Mike Foltynewicz also deserves recognition. The 25-year-old made 28 starts and tossed 154 innings of 4.79 ERA ball. The 4.33 FIP was interesting though, and if it wasn’t for control issues—his walk rate increased two percent—the final stat line might have looked better. As it was, the 8.36 K/9 left a little room for optimism. The other three starters weren’t good. Lucas Sims seemed like he didn’t belong with an ERA and FIP both over five, Julio Teheran struggled after seemingly regaining his conference in 2016 (4.49 ERA, 4.95 FIP, 3.44 BB/9), and Bartolo Colon showed his age with an ERA over eight.
Atlanta’s bullpen had a couple solid performers but as a whole it was pretty unimpressive, pitching to a combined 4.58 ERA, which was 26th in the league. Sam Freeman and Arodys Vizcaino were the two faces of the Braves ‘pen. Both pitched to sub-three ERAs (2.55 and 2.83, respectively) with FIPs in the low-to-mid threes. Special recognition also goes out to a trio of young relievers in A.J. Minter, Dan Winkler, and Akeel Morris: they pitched to 3.00, 2.51, and 1.23 ERAs, respectively, albeit in limited time (the first two names had 16 appearances, while Morris had just eight). The rest of the bullpen was uninspiring.
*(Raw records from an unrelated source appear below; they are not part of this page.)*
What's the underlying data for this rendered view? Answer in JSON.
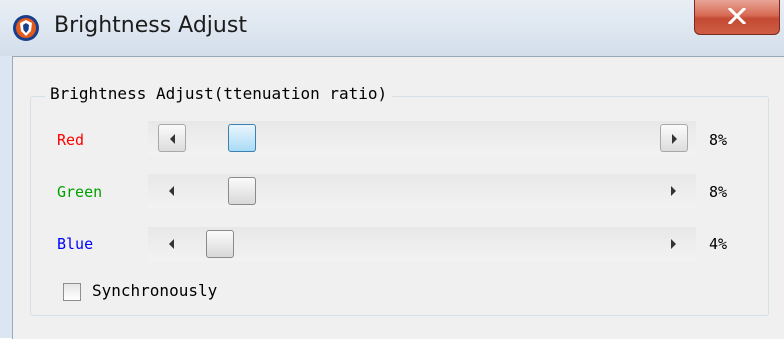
{
  "window": {
    "title": "Brightness Adjust"
  },
  "group": {
    "label": "Brightness Adjust(ttenuation ratio)"
  },
  "channels": [
    {
      "label": "Red",
      "value_text": "8%",
      "value_percent": 8,
      "color": "#ff0000"
    },
    {
      "label": "Green",
      "value_text": "8%",
      "value_percent": 8,
      "color": "#00a000"
    },
    {
      "label": "Blue",
      "value_text": "4%",
      "value_percent": 4,
      "color": "#0000ff"
    }
  ],
  "sync": {
    "label": "Synchronously",
    "checked": false
  },
  "icons": {
    "app": "shield-app-icon",
    "close": "close-icon",
    "left": "chevron-left-icon",
    "right": "chevron-right-icon"
  }
}
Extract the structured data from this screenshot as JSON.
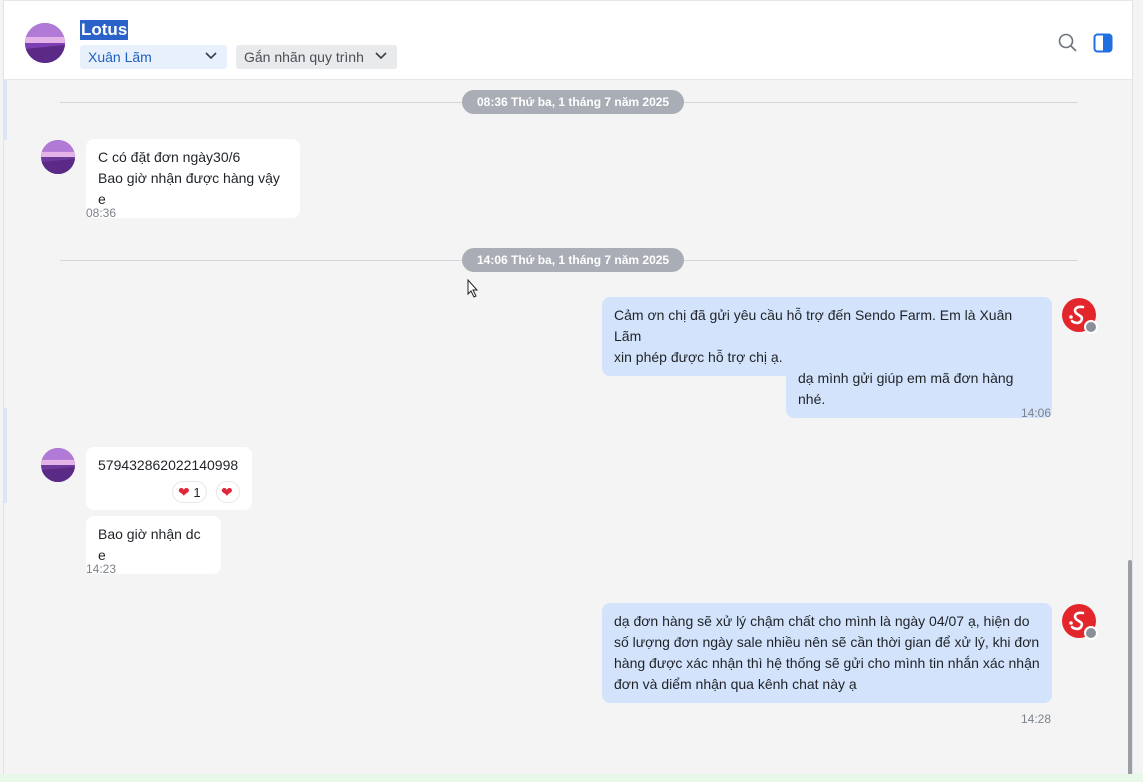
{
  "header": {
    "title": "Lotus",
    "assignee": "Xuân Lãm",
    "tag_label": "Gắn nhãn quy trình"
  },
  "separators": [
    {
      "label": "08:36 Thứ ba, 1 tháng 7 năm 2025"
    },
    {
      "label": "14:06 Thứ ba, 1 tháng 7 năm 2025"
    }
  ],
  "messages": {
    "m1_line1": "C có đặt đơn ngày30/6",
    "m1_line2": "Bao giờ nhận được hàng  vậy e",
    "m1_time": "08:36",
    "a1_line1": "Cảm ơn chị đã gửi yêu cầu hỗ trợ đến Sendo Farm. Em là Xuân Lãm",
    "a1_line2": "xin phép được hỗ trợ chị ạ.",
    "a2": "dạ mình gửi giúp em mã đơn hàng nhé.",
    "a_time": "14:06",
    "m2": "579432862022140998",
    "reaction_count": "1",
    "m3": "Bao giờ nhận dc e",
    "m_time2": "14:23",
    "a3_line1": "dạ đơn hàng sẽ xử lý chậm chất cho mình là ngày 04/07 ạ, hiện do",
    "a3_line2": "số lượng đơn ngày sale nhiều nên sẽ cần thời gian để xử lý, khi đơn",
    "a3_line3": "hàng được xác nhận thì hệ thống sẽ gửi cho mình tin nhắn xác nhận",
    "a3_line4": "đơn và diểm nhận qua kênh chat này ạ",
    "a_time2": "14:28"
  },
  "icons": {
    "search": "search-icon",
    "panel": "side-panel-icon",
    "heart": "heart-icon",
    "chevron": "chevron-down-icon"
  },
  "colors": {
    "accent": "#1f6fe0",
    "outgoing_bubble": "#d3e3fb",
    "agent_avatar": "#e3262b",
    "date_pill": "#a9adb5"
  }
}
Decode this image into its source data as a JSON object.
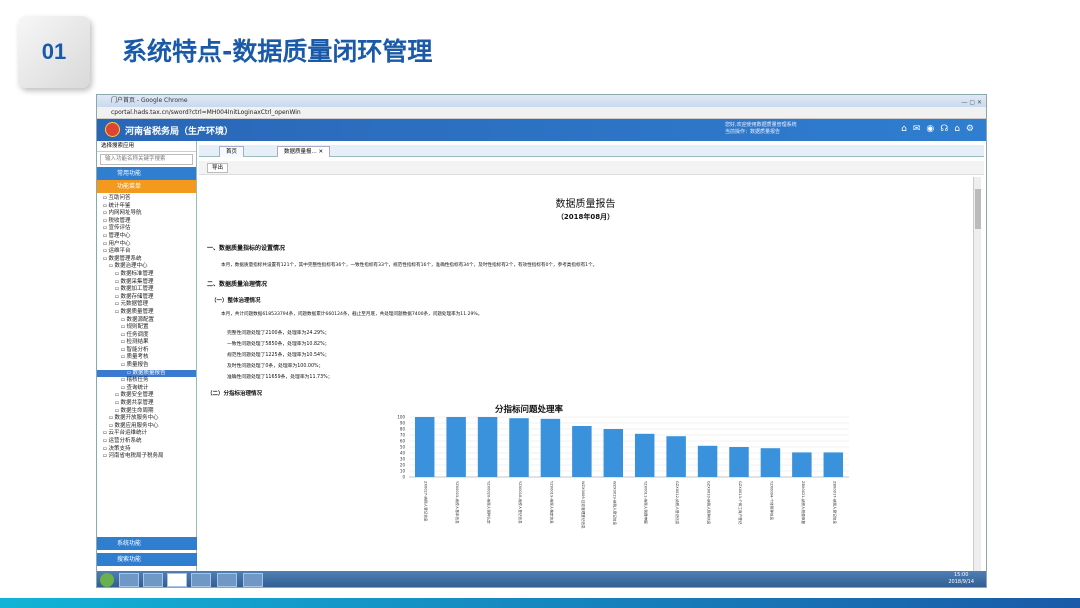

Names like Jim Johnson, Eric O’Flaherty, and Ian Krol simply weren’t good, while arms like Jason Motte and Jose Ramirez had questionable peripherals.
The Braves had a fairly quiet offseason. Outside of a trade with the Dodgers, they only made very minor moves. There weren’t really any notable additions; none of the players they acquired this offseason are likely to contribute much, if it all. It’s clear that the Braves are simply biding their time until their prospects are ready.
The most notable departure was Matt Kemp. He was a part of that aforementioned Dodgers trade. It’s fair to wonder how much his departure will truly hurt the Braves; he’s been declining for years, so it might turn out to be a positive.
Best Case: The Braves continue their slow improvement, winning close to 80 games on the backs of their young talent. Albies and Swanson prove that they’ll be the middle infield of the future for the Braves while Freddie Freeman continues to rake. The pitching staff, while inconsistent, is led by the young trio of Newcomb, Teheran, and Luiz Gohara. Ronald Acuna gets recalled and impresses in his rookie debut, giving fans even more reasons for optimism heading into 2019 and beyond.
Worst Case: Freeman gets injured again, Inciarte regresses, and Swanson is not able to get back to the floor his created during his rookie campaign? There are some things that could go wrong for the Braves in 2018, but they are in such an enviable position with the amount of top-tier prospects they have in their farm system. The Braves could struggle mightily in multiple areas this season, but as long as their prospects continue to progress, another losing season for Atlanta wouldn’t be the worst thing in the world.
PECOTA Projected Record: 76-86, 707 RS, 754 RA